Copy out, from the entries below, each line that holds the string "data".

-- Opening Marker --

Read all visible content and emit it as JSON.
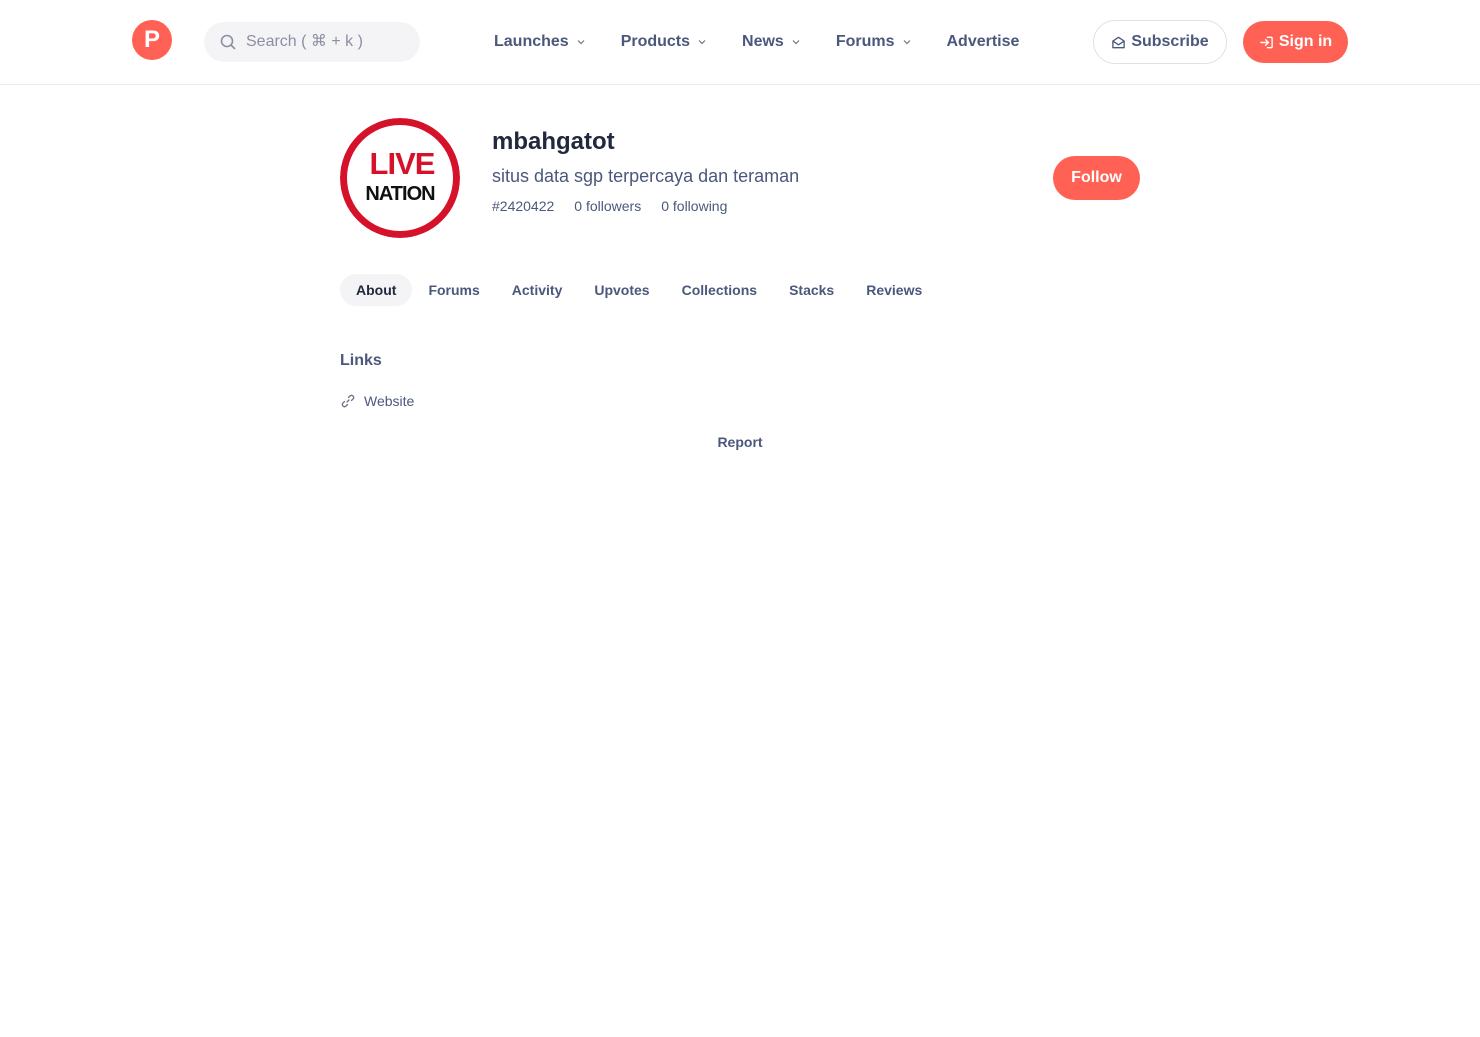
{
  "header": {
    "logo_letter": "P",
    "search_placeholder": "Search ( ⌘ + k )",
    "nav": [
      {
        "label": "Launches",
        "has_dropdown": true
      },
      {
        "label": "Products",
        "has_dropdown": true
      },
      {
        "label": "News",
        "has_dropdown": true
      },
      {
        "label": "Forums",
        "has_dropdown": true
      },
      {
        "label": "Advertise",
        "has_dropdown": false
      }
    ],
    "subscribe_label": "Subscribe",
    "signin_label": "Sign in"
  },
  "profile": {
    "avatar_text_top": "LIVE",
    "avatar_text_bottom": "NATION",
    "username": "mbahgatot",
    "headline": "situs data sgp terpercaya dan teraman",
    "user_id": "#2420422",
    "followers": "0 followers",
    "following": "0 following",
    "follow_label": "Follow"
  },
  "tabs": [
    {
      "label": "About",
      "active": true
    },
    {
      "label": "Forums",
      "active": false
    },
    {
      "label": "Activity",
      "active": false
    },
    {
      "label": "Upvotes",
      "active": false
    },
    {
      "label": "Collections",
      "active": false
    },
    {
      "label": "Stacks",
      "active": false
    },
    {
      "label": "Reviews",
      "active": false
    }
  ],
  "about": {
    "links_title": "Links",
    "links": [
      {
        "label": "Website",
        "icon": "link-icon"
      }
    ],
    "report_label": "Report"
  },
  "colors": {
    "brand": "#ff6154",
    "text_primary": "#21293c",
    "text_secondary": "#4b587c",
    "avatar_ring": "#d6122a"
  }
}
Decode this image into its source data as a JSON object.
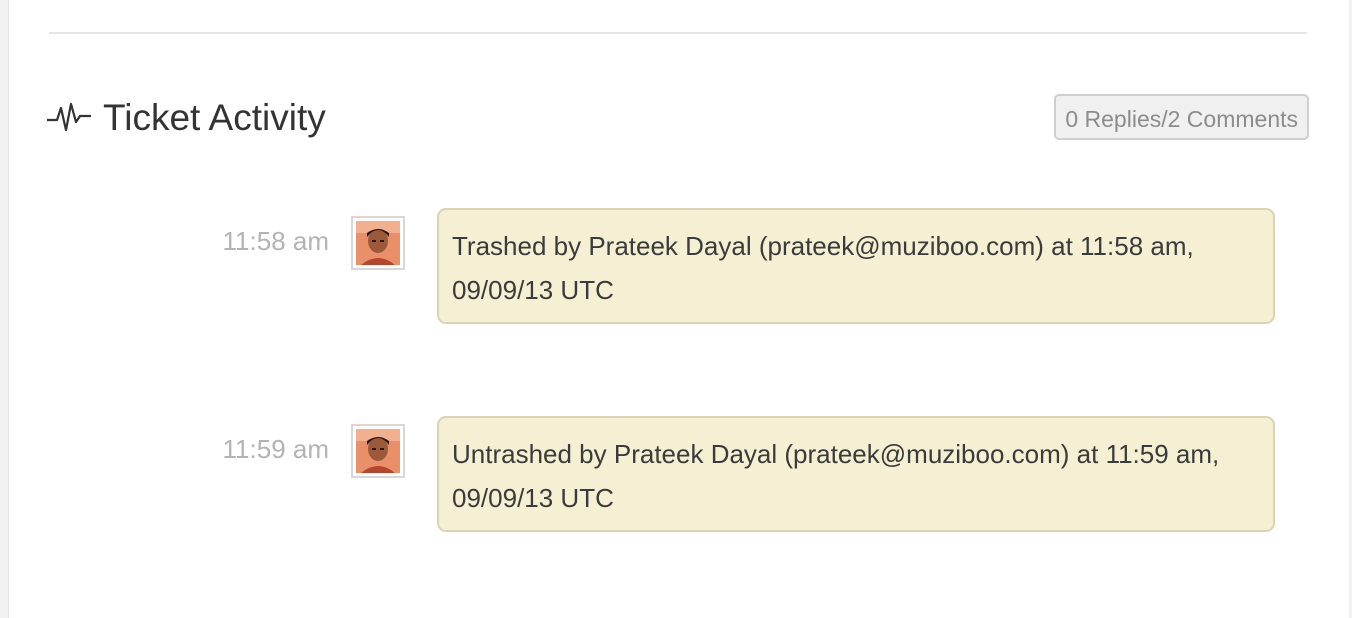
{
  "section": {
    "title": "Ticket Activity",
    "icon": "activity-pulse-icon",
    "count_badge": "0 Replies/2 Comments"
  },
  "activities": [
    {
      "time": "11:58 am",
      "avatar": "user-avatar",
      "message": "Trashed by Prateek Dayal (prateek@muziboo.com) at 11:58 am, 09/09/13 UTC"
    },
    {
      "time": "11:59 am",
      "avatar": "user-avatar",
      "message": "Untrashed by Prateek Dayal (prateek@muziboo.com) at 11:59 am, 09/09/13 UTC"
    }
  ],
  "colors": {
    "bubble_background": "#f5f0d3",
    "bubble_border": "#d9d4b4",
    "muted_text": "#b3b3b3"
  }
}
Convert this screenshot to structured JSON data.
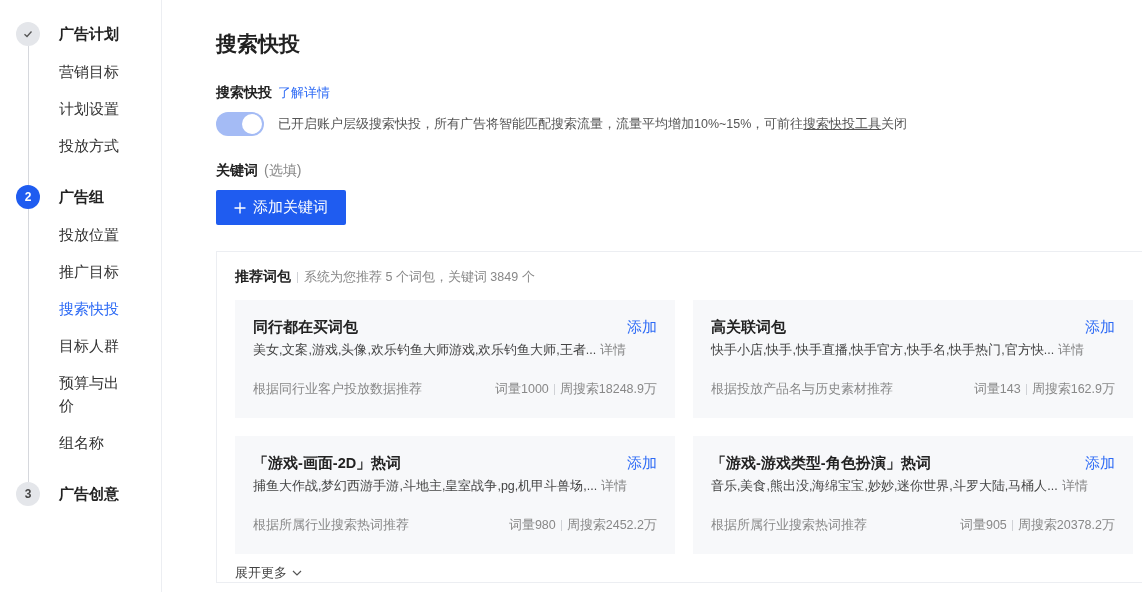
{
  "sidebar": {
    "steps": [
      {
        "kind": "done",
        "title": "广告计划",
        "items": [
          {
            "label": "营销目标",
            "selected": false
          },
          {
            "label": "计划设置",
            "selected": false
          },
          {
            "label": "投放方式",
            "selected": false
          }
        ]
      },
      {
        "kind": "current",
        "number": "2",
        "title": "广告组",
        "items": [
          {
            "label": "投放位置",
            "selected": false
          },
          {
            "label": "推广目标",
            "selected": false
          },
          {
            "label": "搜索快投",
            "selected": true
          },
          {
            "label": "目标人群",
            "selected": false
          },
          {
            "label": "预算与出价",
            "selected": false
          },
          {
            "label": "组名称",
            "selected": false
          }
        ]
      },
      {
        "kind": "pending",
        "number": "3",
        "title": "广告创意"
      }
    ]
  },
  "page_title": "搜索快投",
  "quick_search": {
    "label": "搜索快投",
    "link": "了解详情",
    "toggle": {
      "on": true,
      "disabled": true
    },
    "note_before": "已开启账户层级搜索快投，所有广告将智能匹配搜索流量，流量平均增加10%~15%，可前往",
    "note_link": "搜索快投工具",
    "note_after": "关闭"
  },
  "keywords": {
    "label": "关键词",
    "hint": "(选填)",
    "add_button": "添加关键词"
  },
  "recommend": {
    "title": "推荐词包",
    "summary": "系统为您推荐 5 个词包，关键词 3849 个",
    "cards": [
      {
        "title": "同行都在买词包",
        "action": "添加",
        "words": "美女,文案,游戏,头像,欢乐钓鱼大师游戏,欢乐钓鱼大师,王者...",
        "detail": "详情",
        "source": "根据同行业客户投放数据推荐",
        "count": "词量1000",
        "weekly": "周搜索18248.9万"
      },
      {
        "title": "高关联词包",
        "action": "添加",
        "words": "快手小店,快手,快手直播,快手官方,快手名,快手热门,官方快...",
        "detail": "详情",
        "source": "根据投放产品名与历史素材推荐",
        "count": "词量143",
        "weekly": "周搜索162.9万"
      },
      {
        "title": "「游戏-画面-2D」热词",
        "action": "添加",
        "words": "捕鱼大作战,梦幻西游手游,斗地主,皇室战争,pg,机甲斗兽场,...",
        "detail": "详情",
        "source": "根据所属行业搜索热词推荐",
        "count": "词量980",
        "weekly": "周搜索2452.2万"
      },
      {
        "title": "「游戏-游戏类型-角色扮演」热词",
        "action": "添加",
        "words": "音乐,美食,熊出没,海绵宝宝,妙妙,迷你世界,斗罗大陆,马桶人...",
        "detail": "详情",
        "source": "根据所属行业搜索热词推荐",
        "count": "词量905",
        "weekly": "周搜索20378.2万"
      }
    ],
    "more": "展开更多"
  }
}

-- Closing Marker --

Result for this task |
    "headline": "situs data sgp terpercaya dan teraman",
Decode this image into its source data as a JSON object.
Convert this screenshot to structured JSON data.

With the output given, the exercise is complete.